> _Problem requirements_:
Among the records that follow, find each line holding the word "meta" and copy it.

> _Data_:
=-=-=

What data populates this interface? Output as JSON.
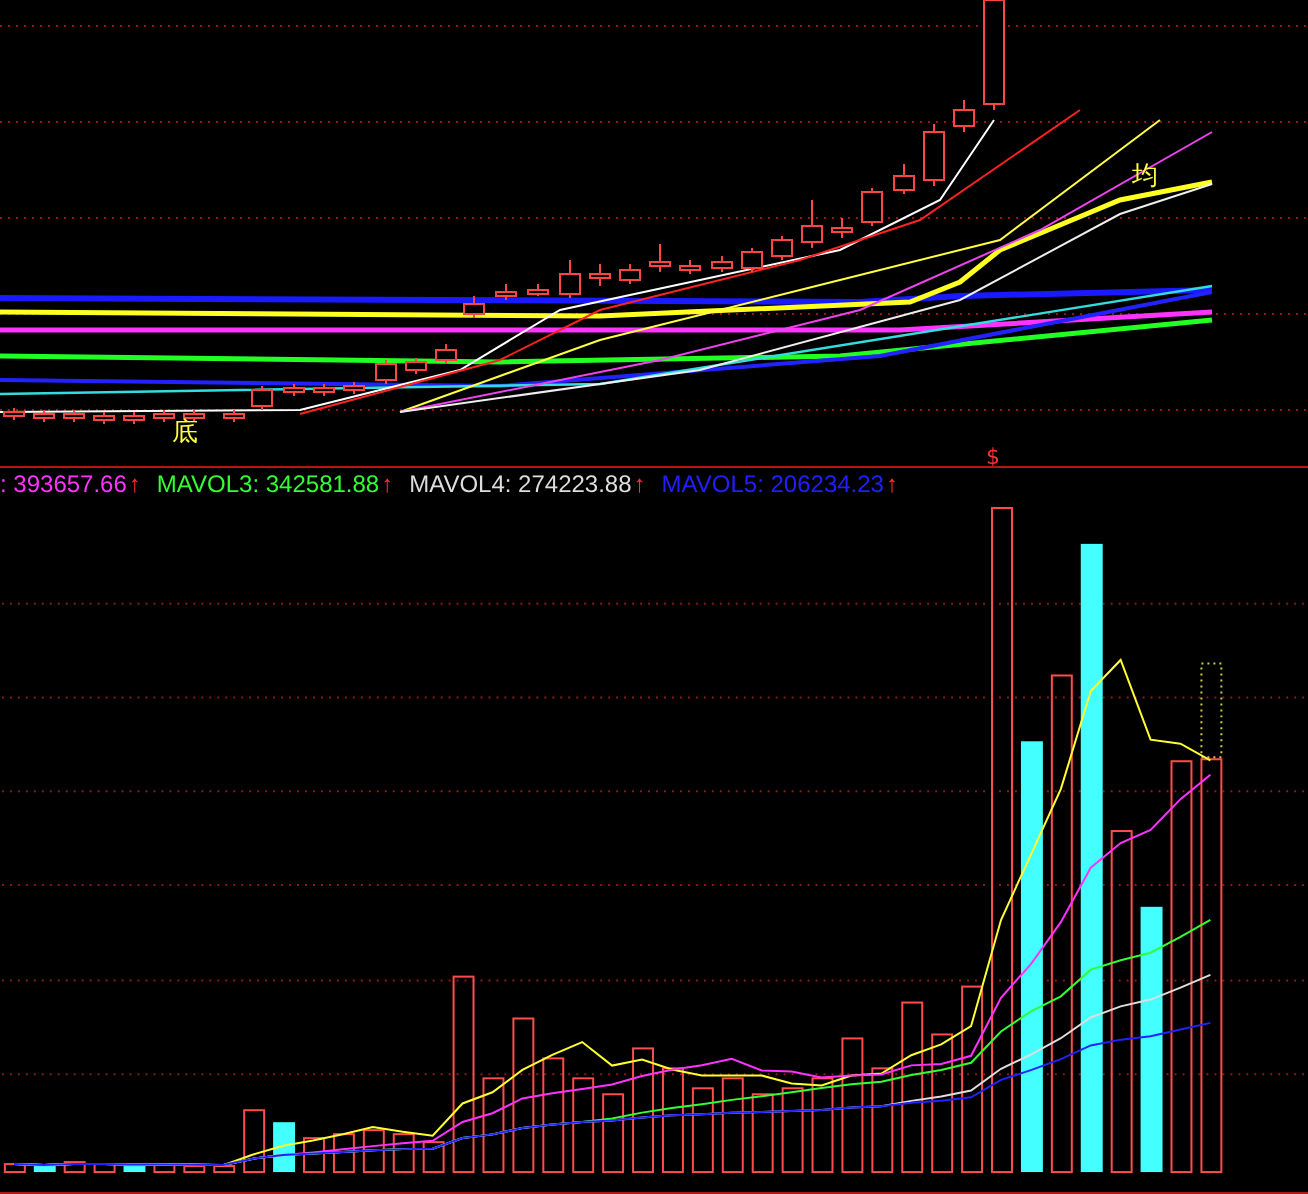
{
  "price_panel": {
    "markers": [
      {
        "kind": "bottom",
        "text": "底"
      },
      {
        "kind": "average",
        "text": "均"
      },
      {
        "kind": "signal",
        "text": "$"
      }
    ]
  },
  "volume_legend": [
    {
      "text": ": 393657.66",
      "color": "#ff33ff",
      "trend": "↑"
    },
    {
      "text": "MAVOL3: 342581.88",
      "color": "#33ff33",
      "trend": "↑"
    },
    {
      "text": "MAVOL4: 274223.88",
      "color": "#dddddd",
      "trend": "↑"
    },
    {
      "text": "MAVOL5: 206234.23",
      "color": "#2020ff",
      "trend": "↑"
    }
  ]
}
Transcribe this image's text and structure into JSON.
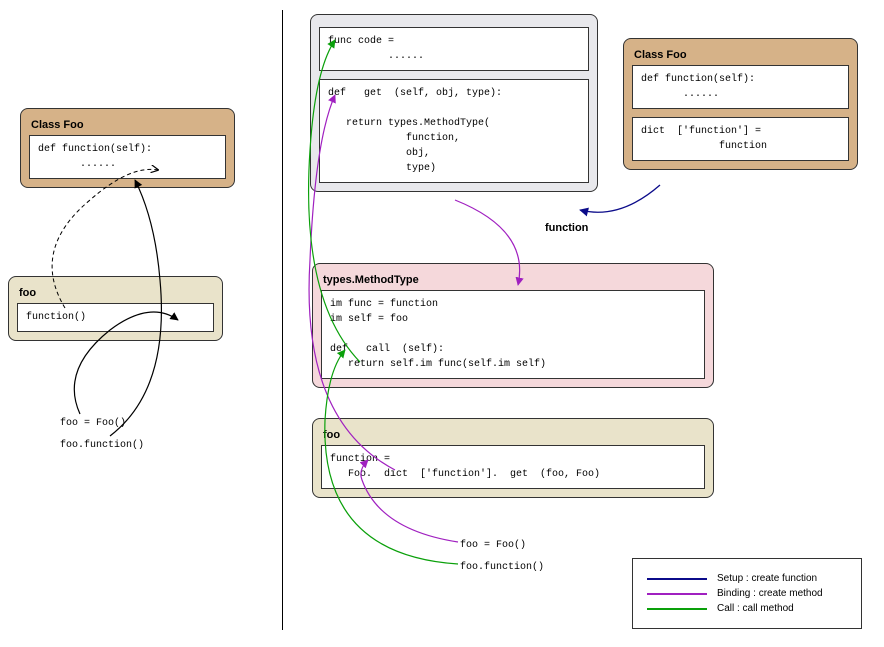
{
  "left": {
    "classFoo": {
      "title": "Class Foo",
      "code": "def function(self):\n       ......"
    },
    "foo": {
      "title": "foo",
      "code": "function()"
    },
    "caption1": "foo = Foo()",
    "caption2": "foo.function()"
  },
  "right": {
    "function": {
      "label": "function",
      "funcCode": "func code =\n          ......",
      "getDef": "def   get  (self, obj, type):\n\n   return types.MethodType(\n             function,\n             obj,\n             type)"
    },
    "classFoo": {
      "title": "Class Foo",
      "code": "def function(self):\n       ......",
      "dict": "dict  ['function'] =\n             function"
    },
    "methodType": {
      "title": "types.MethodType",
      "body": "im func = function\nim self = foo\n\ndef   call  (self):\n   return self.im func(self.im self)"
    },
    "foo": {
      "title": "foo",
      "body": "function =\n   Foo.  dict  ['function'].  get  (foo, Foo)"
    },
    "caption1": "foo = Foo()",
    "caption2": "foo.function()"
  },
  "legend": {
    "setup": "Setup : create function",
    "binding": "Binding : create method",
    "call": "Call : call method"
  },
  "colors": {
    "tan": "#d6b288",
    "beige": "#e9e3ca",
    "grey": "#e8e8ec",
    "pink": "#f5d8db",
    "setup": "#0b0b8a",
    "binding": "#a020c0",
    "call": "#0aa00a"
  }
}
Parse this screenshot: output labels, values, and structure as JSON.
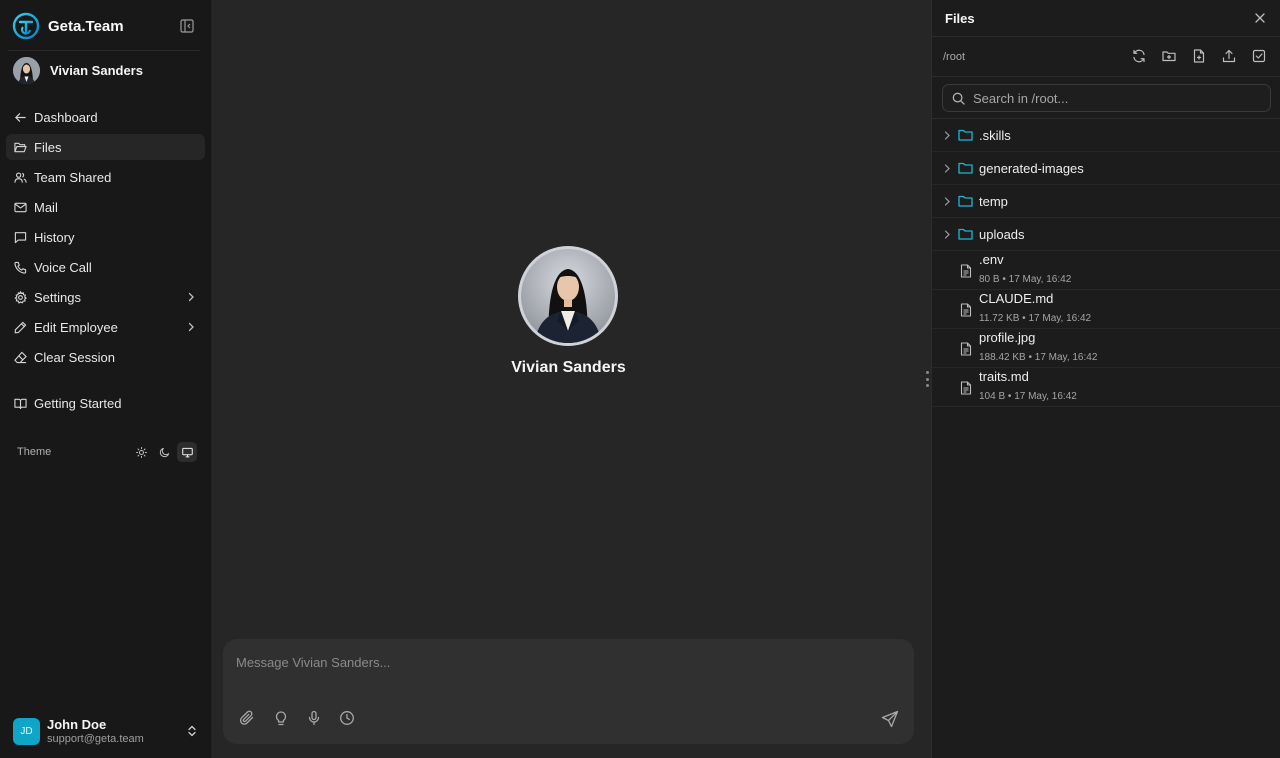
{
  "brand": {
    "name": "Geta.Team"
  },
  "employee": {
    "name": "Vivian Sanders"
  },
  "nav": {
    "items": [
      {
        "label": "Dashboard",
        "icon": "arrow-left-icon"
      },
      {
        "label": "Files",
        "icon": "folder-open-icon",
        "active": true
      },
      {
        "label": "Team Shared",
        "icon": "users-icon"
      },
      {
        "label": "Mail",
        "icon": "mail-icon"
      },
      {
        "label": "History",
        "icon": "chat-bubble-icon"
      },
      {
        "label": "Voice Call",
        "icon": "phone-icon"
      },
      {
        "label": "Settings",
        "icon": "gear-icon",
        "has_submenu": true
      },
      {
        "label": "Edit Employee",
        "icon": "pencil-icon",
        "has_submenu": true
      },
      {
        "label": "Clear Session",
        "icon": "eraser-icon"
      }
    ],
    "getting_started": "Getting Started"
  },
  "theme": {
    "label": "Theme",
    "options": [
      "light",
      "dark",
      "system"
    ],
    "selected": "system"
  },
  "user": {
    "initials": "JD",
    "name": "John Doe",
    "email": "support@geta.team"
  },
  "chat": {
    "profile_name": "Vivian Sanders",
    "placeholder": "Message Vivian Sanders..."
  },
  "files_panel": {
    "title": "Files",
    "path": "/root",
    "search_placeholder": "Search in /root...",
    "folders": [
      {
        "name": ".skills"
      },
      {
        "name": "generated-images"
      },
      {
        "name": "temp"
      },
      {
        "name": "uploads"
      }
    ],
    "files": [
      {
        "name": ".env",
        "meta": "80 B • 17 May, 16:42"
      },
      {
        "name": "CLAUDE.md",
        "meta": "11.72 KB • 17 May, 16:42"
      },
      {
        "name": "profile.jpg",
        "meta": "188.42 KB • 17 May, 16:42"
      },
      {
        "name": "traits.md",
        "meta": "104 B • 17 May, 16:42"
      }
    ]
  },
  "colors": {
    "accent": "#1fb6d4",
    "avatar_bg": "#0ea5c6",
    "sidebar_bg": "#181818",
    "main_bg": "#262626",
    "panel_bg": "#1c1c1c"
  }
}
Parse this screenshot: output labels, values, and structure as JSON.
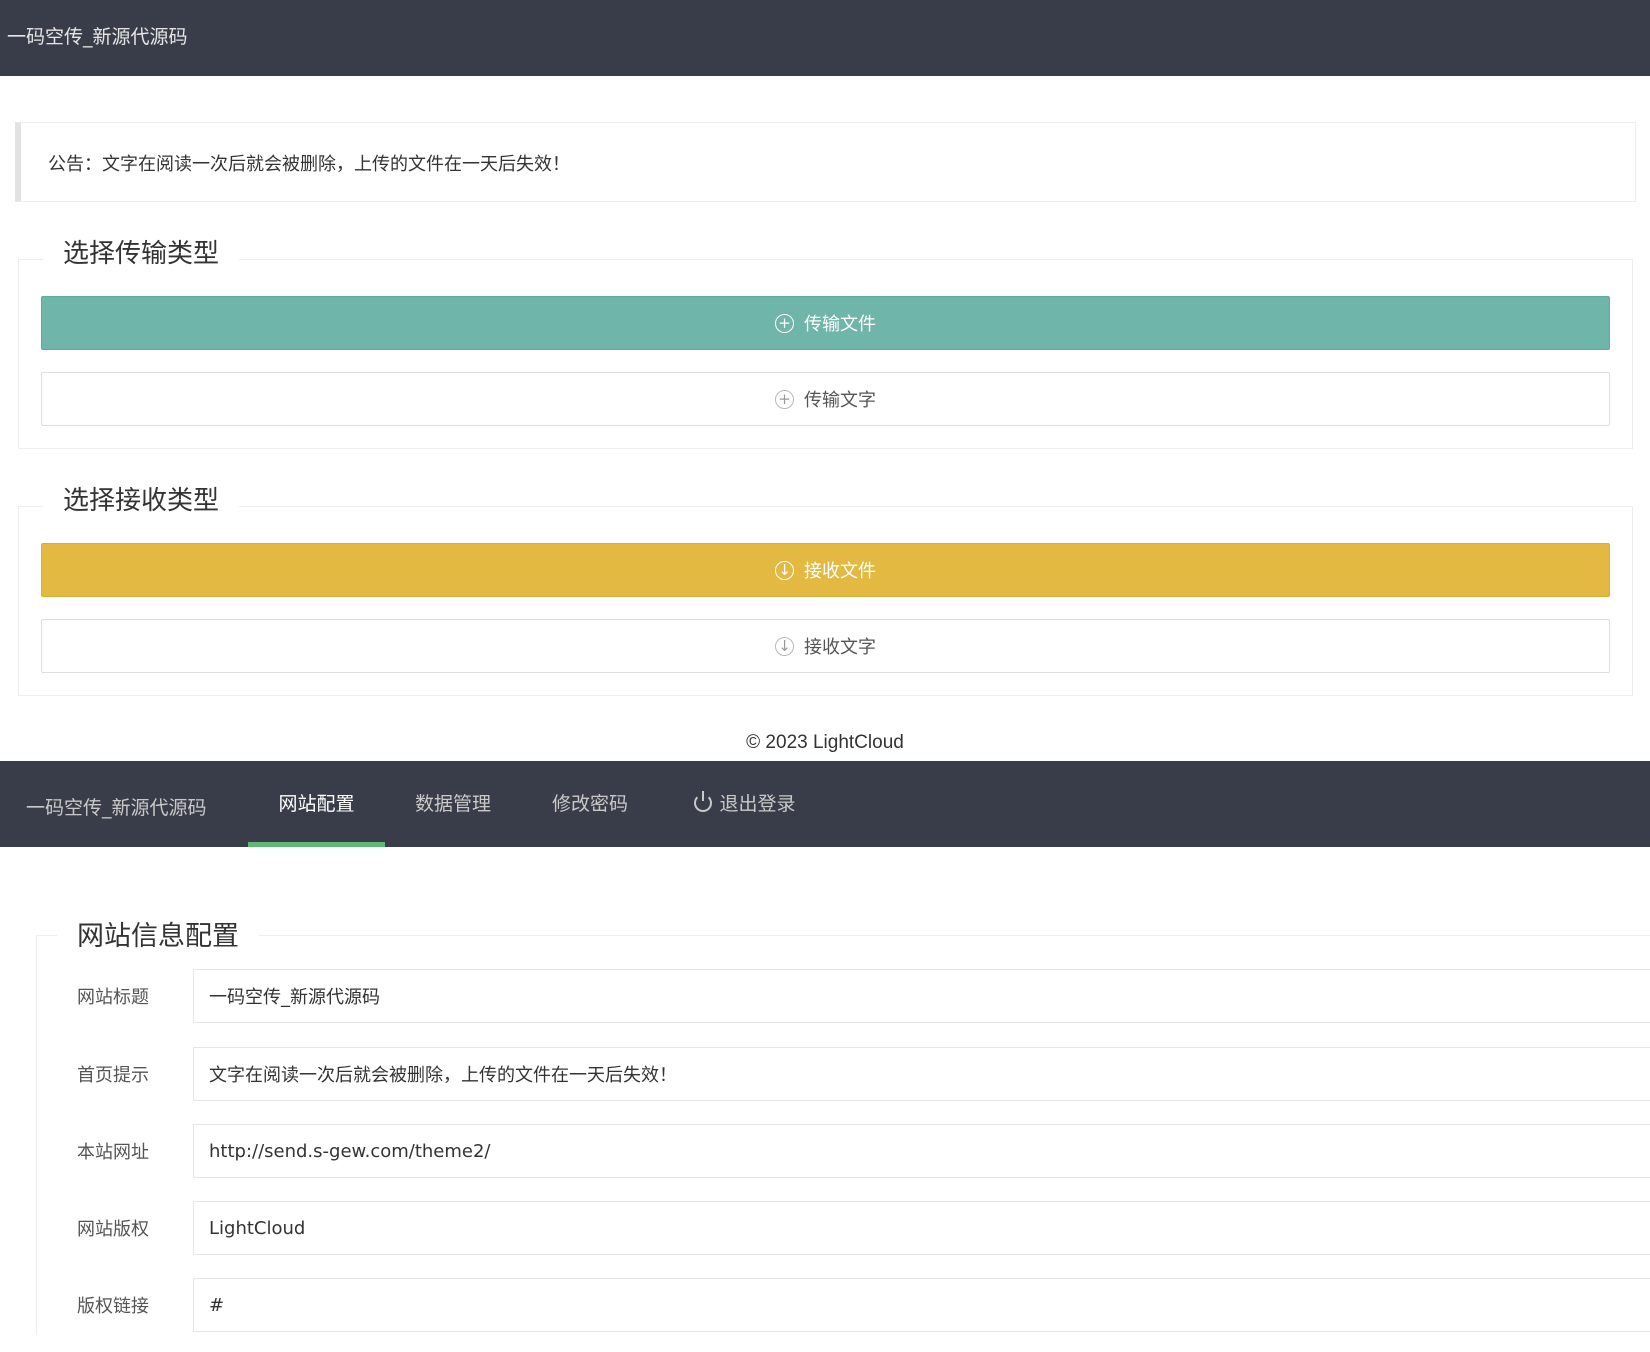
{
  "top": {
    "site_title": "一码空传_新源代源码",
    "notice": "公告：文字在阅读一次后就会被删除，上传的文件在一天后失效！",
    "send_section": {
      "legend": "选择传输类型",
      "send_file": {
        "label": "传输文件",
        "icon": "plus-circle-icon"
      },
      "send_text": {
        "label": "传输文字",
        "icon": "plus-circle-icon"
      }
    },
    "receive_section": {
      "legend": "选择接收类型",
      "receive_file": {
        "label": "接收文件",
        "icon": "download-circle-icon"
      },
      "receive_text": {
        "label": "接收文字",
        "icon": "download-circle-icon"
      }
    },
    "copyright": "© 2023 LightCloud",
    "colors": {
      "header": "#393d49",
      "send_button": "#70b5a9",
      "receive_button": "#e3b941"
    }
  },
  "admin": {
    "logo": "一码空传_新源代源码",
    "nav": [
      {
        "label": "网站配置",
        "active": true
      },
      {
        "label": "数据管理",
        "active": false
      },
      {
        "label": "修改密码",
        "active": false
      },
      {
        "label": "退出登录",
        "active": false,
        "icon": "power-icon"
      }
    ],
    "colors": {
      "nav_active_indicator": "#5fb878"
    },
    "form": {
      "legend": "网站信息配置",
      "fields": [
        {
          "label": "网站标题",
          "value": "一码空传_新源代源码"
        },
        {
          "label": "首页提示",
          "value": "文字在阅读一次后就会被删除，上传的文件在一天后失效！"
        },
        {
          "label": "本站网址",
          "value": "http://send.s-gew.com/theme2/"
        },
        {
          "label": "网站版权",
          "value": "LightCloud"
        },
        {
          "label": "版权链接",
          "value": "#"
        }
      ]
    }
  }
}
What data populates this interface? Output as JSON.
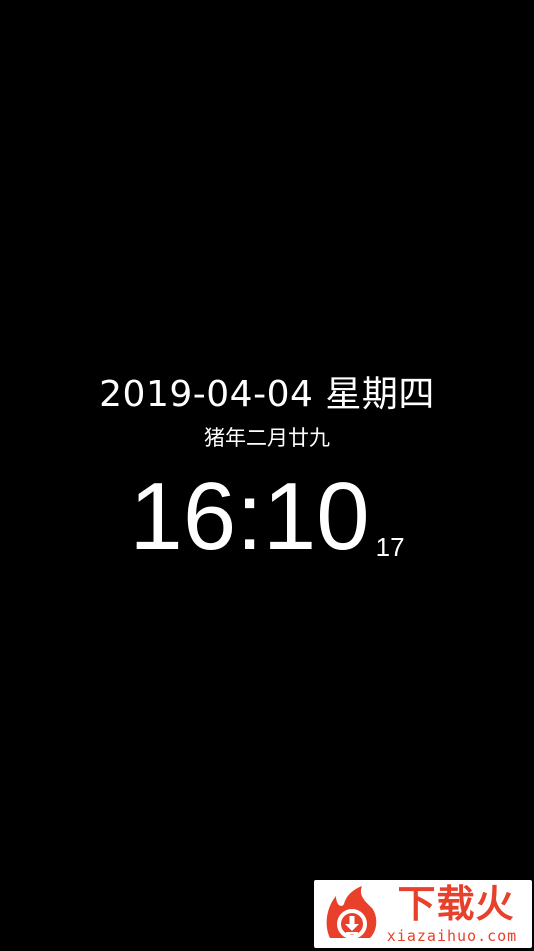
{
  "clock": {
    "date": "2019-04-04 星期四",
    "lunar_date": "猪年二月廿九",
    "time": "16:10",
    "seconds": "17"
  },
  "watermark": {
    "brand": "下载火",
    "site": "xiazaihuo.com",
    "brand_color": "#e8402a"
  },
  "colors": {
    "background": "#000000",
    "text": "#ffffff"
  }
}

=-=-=

> _Exercise solution_:
        "meta": "80 B • 17 May, 16:42"
        "meta": "11.72 KB • 17 May, 16:42"
        "meta": "188.42 KB • 17 May, 16:42"
        "meta": "104 B • 17 May, 16:42"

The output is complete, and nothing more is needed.